The Doctor's confession was interrupted by the swishing sound of the turbo lift. As soon as the doors slid open, out stepped Lieutenant Commander Parks and Ensign Nicholas Smith.
"We're back! You miss us, sir?" asked the Ensign.
"Good to have both of you back," beamed Reming. He never thought he'd be so happy to see the bumbling duo back on the bridge. "Come and take your posts."
"Oh thank God." Said Yeoman Pitt, still seated at the Science station. "Can I go back to Engineering now?"
"Of course, Miss Pitt. You may go," said Reming. He'd forgotten the woman was still sitting there. As the ensign left, Parks and Smith took their empty stations. Commander Reed took her place back next to the Captain's seat as well.
"Superb job, Doctor. You have my thanks," said Reming. He could almost feel the canyon sized trust gap that existed between them finally starting to shrink.

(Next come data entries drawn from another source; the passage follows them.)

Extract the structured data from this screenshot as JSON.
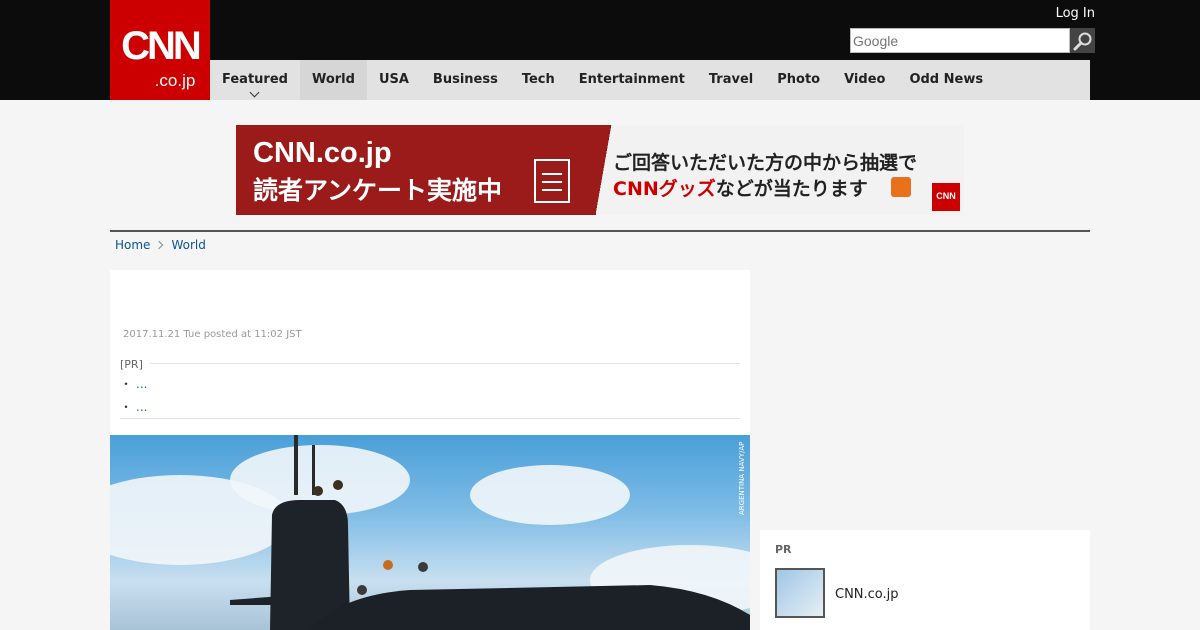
{
  "header": {
    "logo_main": "CNN",
    "logo_sub": ".co.jp",
    "login": "Log In",
    "search_placeholder": "Google"
  },
  "nav": {
    "items": [
      {
        "label": "Featured"
      },
      {
        "label": "World"
      },
      {
        "label": "USA"
      },
      {
        "label": "Business"
      },
      {
        "label": "Tech"
      },
      {
        "label": "Entertainment"
      },
      {
        "label": "Travel"
      },
      {
        "label": "Photo"
      },
      {
        "label": "Video"
      },
      {
        "label": "Odd News"
      }
    ],
    "active": "World"
  },
  "banner": {
    "title": "CNN.co.jp",
    "subtitle": "読者アンケート実施中",
    "right_line1": "ご回答いただいた方の中から抽選で",
    "right_line2_highlight": "CNNグッズ",
    "right_line2_rest": "などが当たります",
    "badge": "CNN"
  },
  "breadcrumb": {
    "home": "Home",
    "current": "World"
  },
  "article": {
    "posted": "2017.11.21 Tue posted at 11:02 JST",
    "pr_label": "[PR]",
    "pr_links": [
      {
        "bullet": "・",
        "text": "..."
      },
      {
        "bullet": "・",
        "text": "..."
      }
    ],
    "photo_credit": "ARGENTINA NAVY/AP"
  },
  "sidebar": {
    "pr_label": "PR",
    "item_name": "CNN.co.jp"
  },
  "colors": {
    "brand_red": "#cc0000",
    "topbar": "#0c0c0c",
    "nav_bg": "#e2e2e2",
    "link": "#0b5394"
  }
}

" If you need me, you know where to find me," said Tedmoore as he left the bridge.
Reming sat down, and turned to his first officer seated beside him. He wanted to tell her how much he missed seeing her there, but he couldn't. It just didn't seem right. "Well Commander, what do we do now?"
"How should I know, you're the Captain," she said with a small smile creasing her face.

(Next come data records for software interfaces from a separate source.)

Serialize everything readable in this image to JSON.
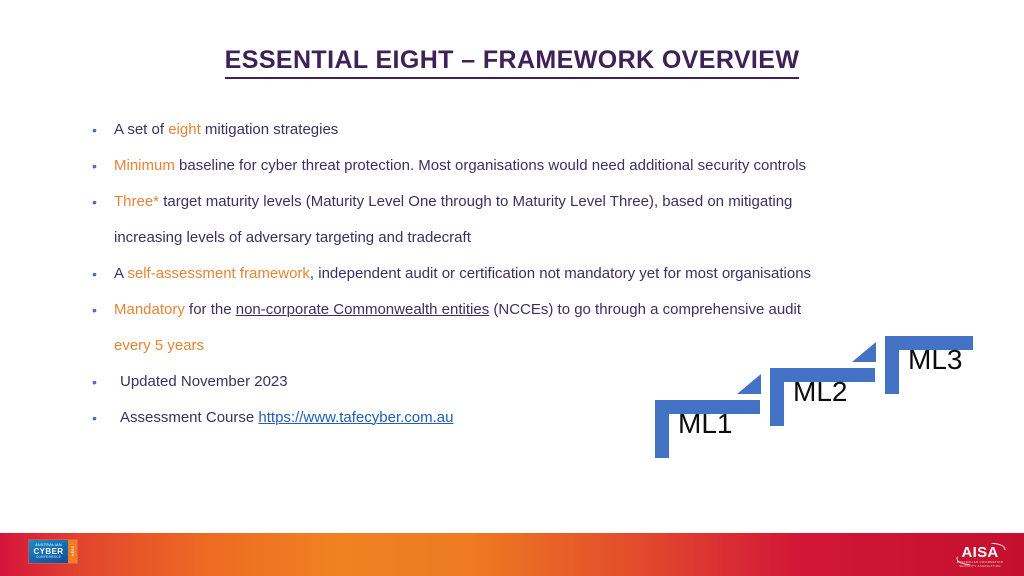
{
  "slide": {
    "title": "ESSENTIAL EIGHT – FRAMEWORK OVERVIEW",
    "background_color": "#FFFFFF",
    "title_color": "#3E2157",
    "body_color": "#3B2F63",
    "accent_orange": "#E68436",
    "link_color": "#1F5FB5",
    "diagram_blue": "#4472C4"
  },
  "bullets": [
    {
      "id": "bullet-1",
      "segments": [
        {
          "text": "A set of ",
          "style": "normal"
        },
        {
          "text": "eight",
          "style": "orange"
        },
        {
          "text": " mitigation strategies",
          "style": "normal"
        }
      ]
    },
    {
      "id": "bullet-2",
      "segments": [
        {
          "text": "Minimum",
          "style": "orange"
        },
        {
          "text": " baseline for cyber threat protection. Most organisations would need additional security controls",
          "style": "normal"
        }
      ]
    },
    {
      "id": "bullet-3",
      "segments": [
        {
          "text": "Three*",
          "style": "orange"
        },
        {
          "text": " target maturity levels (Maturity Level One through to Maturity Level Three), based on mitigating",
          "style": "normal"
        }
      ],
      "continuation": "increasing levels of adversary targeting and tradecraft"
    },
    {
      "id": "bullet-4",
      "segments": [
        {
          "text": "A ",
          "style": "normal"
        },
        {
          "text": "self-assessment framework",
          "style": "orange"
        },
        {
          "text": ", independent audit or certification not mandatory yet for most organisations",
          "style": "normal"
        }
      ]
    },
    {
      "id": "bullet-5",
      "segments": [
        {
          "text": "Mandatory",
          "style": "orange"
        },
        {
          "text": " for the ",
          "style": "normal"
        },
        {
          "text": "non-corporate Commonwealth entities",
          "style": "underline"
        },
        {
          "text": " (NCCEs) to go through a comprehensive audit",
          "style": "normal"
        }
      ],
      "continuation_orange": "every 5 years"
    },
    {
      "id": "bullet-6",
      "segments": [
        {
          "text": " Updated November 2023",
          "style": "normal"
        }
      ]
    },
    {
      "id": "bullet-7",
      "segments": [
        {
          "text": " Assessment Course ",
          "style": "normal"
        },
        {
          "text": "https://www.tafecyber.com.au",
          "style": "link"
        }
      ]
    }
  ],
  "bullet_marker": "•",
  "diagram": {
    "name": "maturity-level-staircase",
    "steps": [
      {
        "label": "ML1"
      },
      {
        "label": "ML2"
      },
      {
        "label": "ML3"
      }
    ]
  },
  "footer": {
    "conference_logo": {
      "line1": "AUSTRALIAN",
      "line2": "CYBER",
      "line3": "CONFERENCE",
      "year": "2024"
    },
    "org_logo": {
      "name": "AISA",
      "subtitle": "AUSTRALIAN INFORMATION SECURITY ASSOCIATION"
    }
  }
}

"You're right." He turned to Parks. "Is the computer functioning normally now?"
"Yes sir. The computer is free of the virus."

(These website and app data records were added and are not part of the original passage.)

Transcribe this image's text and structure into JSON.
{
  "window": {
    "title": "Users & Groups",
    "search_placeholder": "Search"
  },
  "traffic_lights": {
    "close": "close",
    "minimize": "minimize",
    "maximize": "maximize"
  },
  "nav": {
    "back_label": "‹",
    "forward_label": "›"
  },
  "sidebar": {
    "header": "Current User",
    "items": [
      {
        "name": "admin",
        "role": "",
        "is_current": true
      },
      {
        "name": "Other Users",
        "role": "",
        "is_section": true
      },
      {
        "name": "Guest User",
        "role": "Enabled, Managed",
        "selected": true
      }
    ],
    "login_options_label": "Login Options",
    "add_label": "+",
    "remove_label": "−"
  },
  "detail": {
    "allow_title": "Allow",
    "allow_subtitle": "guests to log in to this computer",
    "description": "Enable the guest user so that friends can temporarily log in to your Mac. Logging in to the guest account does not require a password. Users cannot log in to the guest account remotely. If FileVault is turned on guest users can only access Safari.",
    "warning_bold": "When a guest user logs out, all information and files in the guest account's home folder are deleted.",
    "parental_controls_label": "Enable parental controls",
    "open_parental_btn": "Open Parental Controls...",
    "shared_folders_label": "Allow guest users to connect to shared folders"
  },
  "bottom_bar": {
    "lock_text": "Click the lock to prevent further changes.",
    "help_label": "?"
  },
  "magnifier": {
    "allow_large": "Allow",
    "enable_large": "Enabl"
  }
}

"Good. Target quantum torpedoes at that Jem'Hadar ship and destroy it."
On the view screen, three quantum torpedoes rocketed across space toward the adrift warship. The impact was spectacular. The explosion grew around the entire enemy ship until it was completely destroyed.
"Now, open a channel to Starfleet Command, Mister Parks," said Reed. "I think we should fill them in on our experience here."
"Aye, sir," said Parks. He moved his hands over the proper buttons to open the channel to Starfleet Command, but before he could close the contact, a flashing light caught his eye. "What's this?"
"We're getting a wide band distress call. It's from the USS Katana, sir."
Reming turned to Reed. "What do you think? Should we check it out?"
"Well, the Condor isn't up for a skirmish with the Cardassians or the Jem'Hadar, but we can't ignore any Federation starship if they need our help."
"Agreed, but what about the warp drive? Is it back on line?"
Reed spoke up. "Bridge to Engineering. Carol, are the engines up and running?"
"Yes, ma'am," answered the Chief Engineer Carol Smith. "We are good to go."
Reming took one quick look around the bridge. His heart beat with pride to see his crew back where they should be. The bridge felt so empty without them. After all, the bridge was empty without them. Reming turned his attention back to his job. "Ahem, Ensign Smith, lay in a course for the Katana and engage."
Borg Like Me, part deux, part two
|Episode Thirteen - Deep in the Delta Quadrant the Condor crew find an exploded Borg cube. With help from The Resistance they take action to find their missing crew in Borg space! You'll laugh, you'll cry, you'll wonder why it took 10 years to write 44 pages. Second half of Story One of Three in the Delta Story Arc|
|Launched December 2004, TrekFiction.com (Version 1.0) is a readers resource from Trek Writer's Guild. This website is a collaboration between the many TWG/SotF authors and Mediaboy Productions. All stories are original and copyrighted by the respective authors under United States law, as well as every other country that matters. (Including Canada) All graphics are original and copyrighted, either separately or collaborativly, by Mediaboy Productions and/or others as specified. The stories and graphics on this site may not be copied, reprinted, or reposted without express and written permission of the original creators. Trek Writer's Guild is in no way affiliated with Paramount Pictures Inc. Star Trek : Enterprise ( Archer T'Pol Reed Tucker Hoshi ), Star Trek ( Kirk Spock Bones McCoy Scotty Enterprise ), Star Trek: The Next Generation ( Picard Data Riker Worf Enterprise ), Star Trek: Deep Space Nine ( Sisko Dax O'Brian Odo Quark Kira Defiant ), Star Trek: Voyager ( Voyager Janeway Chakotay Tuvok Paris Torres Be'lanna Neelix Seven of Nine ) are property and copyright of Paramount Pictures Inc. These properties are used in good faith by the authors of Trek Writer's Guild, to further the human adventure through positive storytelling.|